Notes from Chef Paul: Season as you go, adding salt and pepper to the meat as well as the flour. When pouring a flammable liquid into a hot pan, turn the flames off, add the liquid, then turn the flames back on. For best results, don’t use a cooking wine, use a wine you would actually choose to drink. And when it comes to plating your dish, practice the drip-and-drag technique for a picture-perfect presentation.
Veal Scallopine with Marsala
12-16 thin veal scallops, 1 1/2-2 ounces each
1/2 cup all-purpose flour
3-4 tablespoons vegetable oil
12 fresh sage leaves, plus extra for garnish
1/3 cup dry Marsala, preferably Italian
2 tablespoons unsalted butter
salt and freshly ground pepper
lemon slices for garnish
Trim any excess fat or thin white skin remaining on the veal scallops.
Make 3-4 small cuts around the edge of each scallop using a sharp knife to help keep them flat while cooking.
Place each scallop between two sheets of waxed paper or plastic wrap and, using a meat pounder or the side of a heavy cleaver blade, pound to flatten to an even thickness of 1/8 to 1/4 inch.
Pat dry with paper towels.
Spread flour on a large plate.
Dip half of the veal scallops in the flour, coating them evenly and shaking off excess.
Warm 3 tablespoons of oil in a large sautee pan or frying pan over high heat.
Add the flour-coated slices to the pan when hot along with half of the sage leaves.
Sear the meat quickly, turning once, until lightly browned, 40-50 seconds on each side.
Transfer the veal to a warmed plate along with the sage leaves.
Repeat with the remaining veal scallops and sage leaves, adding more oil to the pan if necessary.

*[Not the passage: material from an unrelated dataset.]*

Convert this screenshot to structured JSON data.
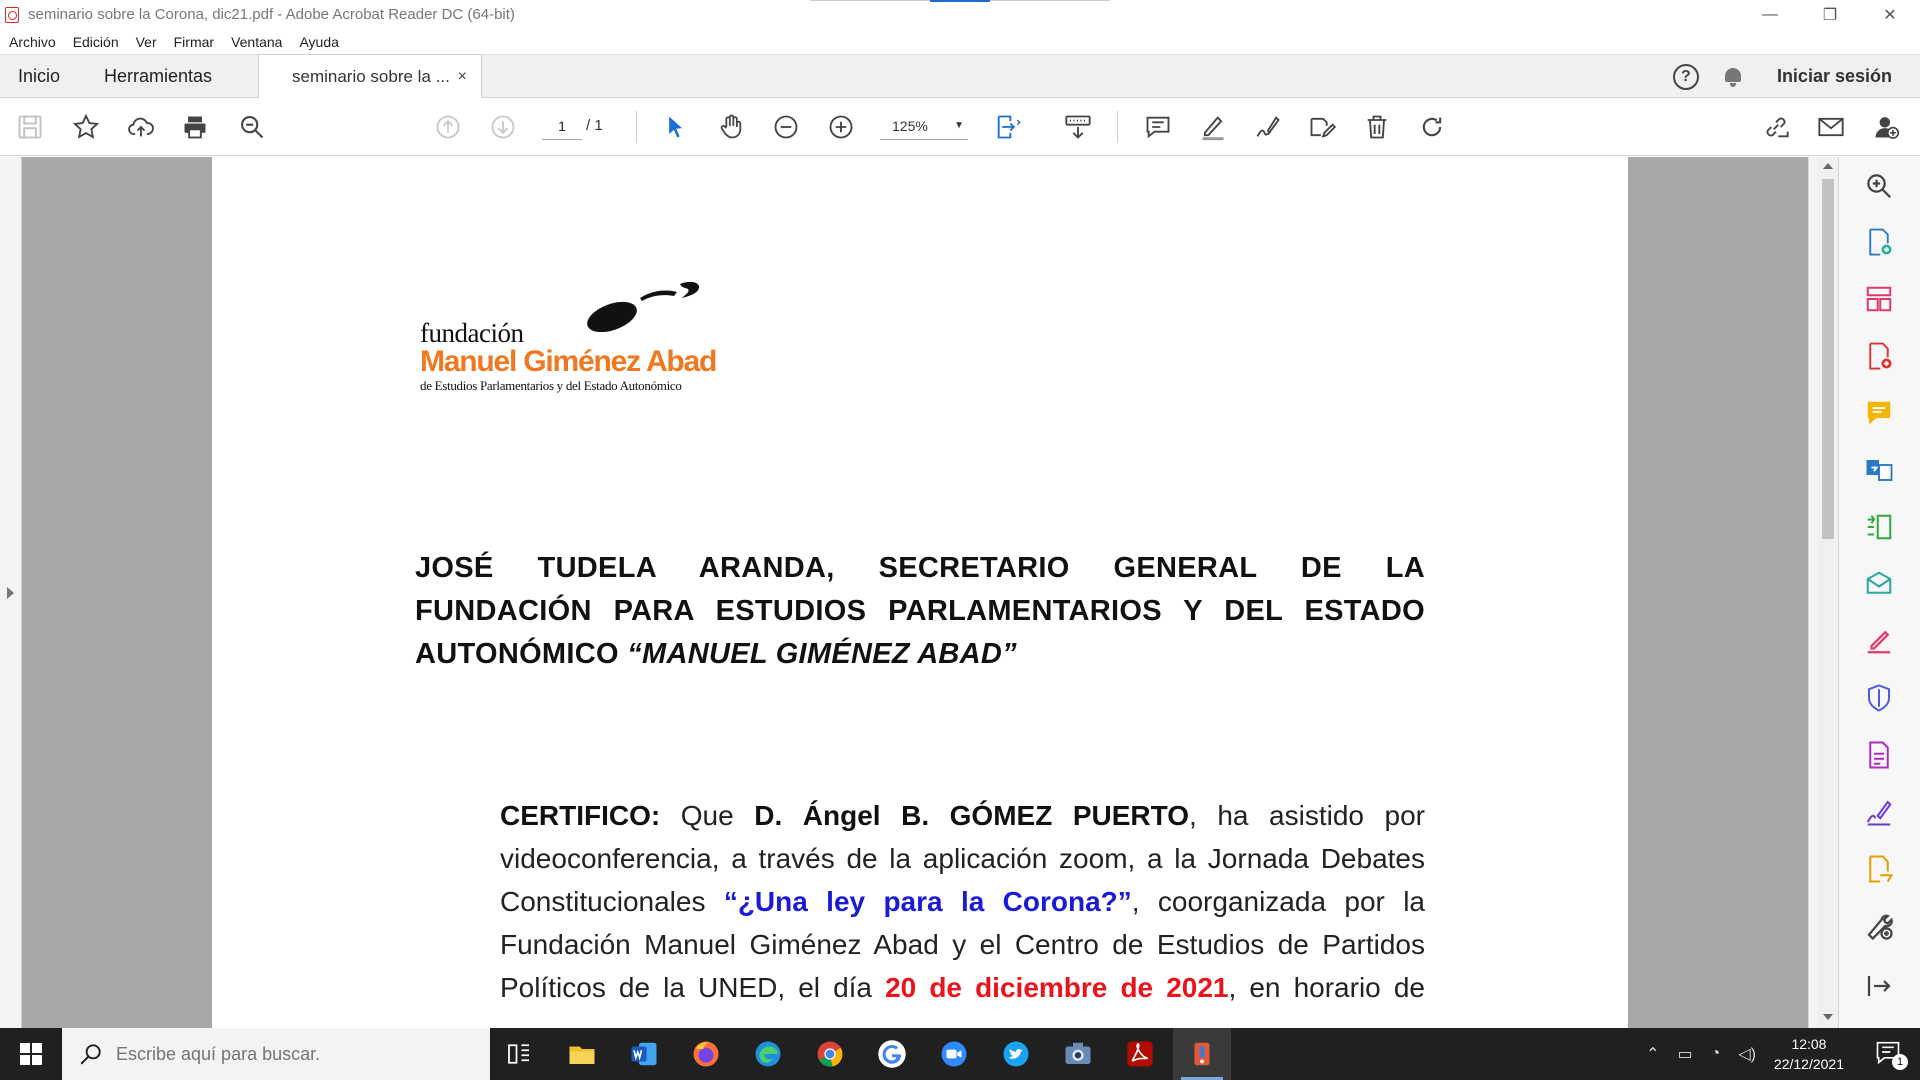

Pour off the oil in the pan.
Place the pan over high heat and add the Marsala.
Cook, stirring to dislodge any browned bits, until reduced and thickened, 2-3 minutes.
Add the butter and stir until blended.
Season to taste with salt and pepper.
Return the meat, with any juices, and the sage leaves to the pan and turn the meat over twice to coat well with the sauce.
Transfer the veal and sage leaves to a warmed serving platter or warmed individual plates and spoon the sauce on top.
Garnish with fresh sage leaves and lemon slices.